If you like ready access to your car and living in small spaces, Goodman Real Estate has an apartment for you.
The Seattle firm plans to put eight micro-apartments inside the garage of a Pioneer Square tower it intends to start next spring at 888 Western Ave.
The studios will be in the northwest corner of the garage on levels two, three, four and five near an elevator. They will average 442 square feet, with a kitchen and bathroom.
To get to their apartments, residents must enter the garage and go into a vestibule designed to protect them in case of a fire.
Blaine Weber, a senior principal with Seattle-based Weber Thompson, which is designing the complex, said the units are “tiny little guys but they have great views and floor-to-ceiling glass.”
“It's a very edgy thing,” he said. “My guess is that the renter profile for these units would be probably young males or young couples. I think my son and his girlfriend would love something like this.”
You may be living in the garage, so to speak, but Goodman Real Estate Founder John Goodman said the prime corner location of the units and parking right outside your door should prove attractive.
“You walk into your little unit and it's all glass; it's like you're in a hotel room,” he said. “I know they're going to be popular.”
This isn't the first time such units have been developed in downtown Seattle, but its uncommon in residential high-rises in this country. Murray Franklyn included four regular-sized one-bedroom units and a few diminutive work studios in its Cristalla condo complex that was completed in 2004.
Fifteen Twenty-One Second Avenue, an Opus Northwest/William Justen condo tower finished in 2009 in downtown Seattle, has similar work studios reached via the parking levels. The 27 units range from 150 to 400 square feet and sold for $50,000 to $150,000.

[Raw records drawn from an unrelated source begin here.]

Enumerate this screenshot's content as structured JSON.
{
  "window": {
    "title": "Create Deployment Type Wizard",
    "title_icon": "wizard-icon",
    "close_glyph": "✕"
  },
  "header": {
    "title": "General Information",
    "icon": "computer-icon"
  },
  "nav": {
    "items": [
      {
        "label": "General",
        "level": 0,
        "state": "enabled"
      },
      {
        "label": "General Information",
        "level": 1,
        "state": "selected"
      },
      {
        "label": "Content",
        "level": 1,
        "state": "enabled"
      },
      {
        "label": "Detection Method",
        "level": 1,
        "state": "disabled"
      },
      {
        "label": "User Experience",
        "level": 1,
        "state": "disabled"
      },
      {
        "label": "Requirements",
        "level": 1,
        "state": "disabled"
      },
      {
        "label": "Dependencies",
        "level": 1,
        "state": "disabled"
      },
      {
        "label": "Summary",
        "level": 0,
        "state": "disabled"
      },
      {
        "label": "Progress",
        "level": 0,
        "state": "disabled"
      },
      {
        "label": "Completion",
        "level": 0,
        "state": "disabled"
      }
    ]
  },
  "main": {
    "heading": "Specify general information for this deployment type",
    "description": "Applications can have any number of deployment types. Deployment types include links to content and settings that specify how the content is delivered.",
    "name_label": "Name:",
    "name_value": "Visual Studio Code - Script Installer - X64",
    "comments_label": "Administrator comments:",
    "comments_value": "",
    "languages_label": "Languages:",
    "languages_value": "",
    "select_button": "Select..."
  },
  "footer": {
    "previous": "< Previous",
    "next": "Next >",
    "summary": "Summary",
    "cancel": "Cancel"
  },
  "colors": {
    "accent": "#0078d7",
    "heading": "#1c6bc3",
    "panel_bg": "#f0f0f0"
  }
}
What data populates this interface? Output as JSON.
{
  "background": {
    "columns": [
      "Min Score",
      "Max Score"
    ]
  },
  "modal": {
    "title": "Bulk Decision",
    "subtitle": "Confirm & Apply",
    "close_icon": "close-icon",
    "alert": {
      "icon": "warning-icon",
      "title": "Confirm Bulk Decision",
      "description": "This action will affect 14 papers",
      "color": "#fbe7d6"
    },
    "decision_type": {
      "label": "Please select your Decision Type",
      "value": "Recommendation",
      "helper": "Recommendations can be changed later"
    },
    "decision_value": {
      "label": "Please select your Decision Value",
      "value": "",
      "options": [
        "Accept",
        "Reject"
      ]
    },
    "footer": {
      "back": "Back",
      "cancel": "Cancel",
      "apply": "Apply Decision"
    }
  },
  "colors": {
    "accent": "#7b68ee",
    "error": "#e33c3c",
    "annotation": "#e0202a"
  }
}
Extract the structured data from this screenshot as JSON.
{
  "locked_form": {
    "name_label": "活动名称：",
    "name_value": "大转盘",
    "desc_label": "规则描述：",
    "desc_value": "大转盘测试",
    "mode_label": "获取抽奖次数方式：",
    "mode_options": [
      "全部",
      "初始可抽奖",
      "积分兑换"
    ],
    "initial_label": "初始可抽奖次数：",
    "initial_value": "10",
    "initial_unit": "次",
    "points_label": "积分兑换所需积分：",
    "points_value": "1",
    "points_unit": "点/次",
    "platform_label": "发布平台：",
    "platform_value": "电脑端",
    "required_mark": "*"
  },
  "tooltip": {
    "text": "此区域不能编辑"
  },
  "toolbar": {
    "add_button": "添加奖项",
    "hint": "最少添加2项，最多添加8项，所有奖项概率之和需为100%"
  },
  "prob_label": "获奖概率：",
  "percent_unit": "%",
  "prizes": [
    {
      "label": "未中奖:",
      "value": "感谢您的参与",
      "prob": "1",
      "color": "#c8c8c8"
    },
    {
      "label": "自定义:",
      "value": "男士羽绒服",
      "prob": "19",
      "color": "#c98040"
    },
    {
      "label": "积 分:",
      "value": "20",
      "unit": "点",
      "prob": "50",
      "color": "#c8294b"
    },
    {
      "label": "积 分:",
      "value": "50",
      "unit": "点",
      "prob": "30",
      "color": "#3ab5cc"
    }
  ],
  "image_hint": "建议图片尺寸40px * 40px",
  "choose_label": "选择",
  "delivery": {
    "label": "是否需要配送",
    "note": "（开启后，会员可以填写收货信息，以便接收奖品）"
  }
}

Weber Thompson designed all those projects and is including mini garage-accessed apartments in an apartment high-rise it is designing at 2030 Eighth Ave. in Seattle for Cascadia Holdings LLC. Goodman also expects to include them in another downtown Seattle high-rise apartment.
The units help developers comply with a city requirement approved in 2006 as part of a massive upzone. The mandate that parts of above-ground parking be camouflaged with more inviting uses is a compromise between developers who argued the more costly underground parking would be a financial burden and city planners who believe above-ground parking creates a dead zone above street level.
Besides, the corners of the garage are usually dead space where you can't really park a car, but might be used for storage — “space you wouldn't rent anyway,” said Goodman.
Lynn Porter can be reached by email or by phone at (206) 622-8272.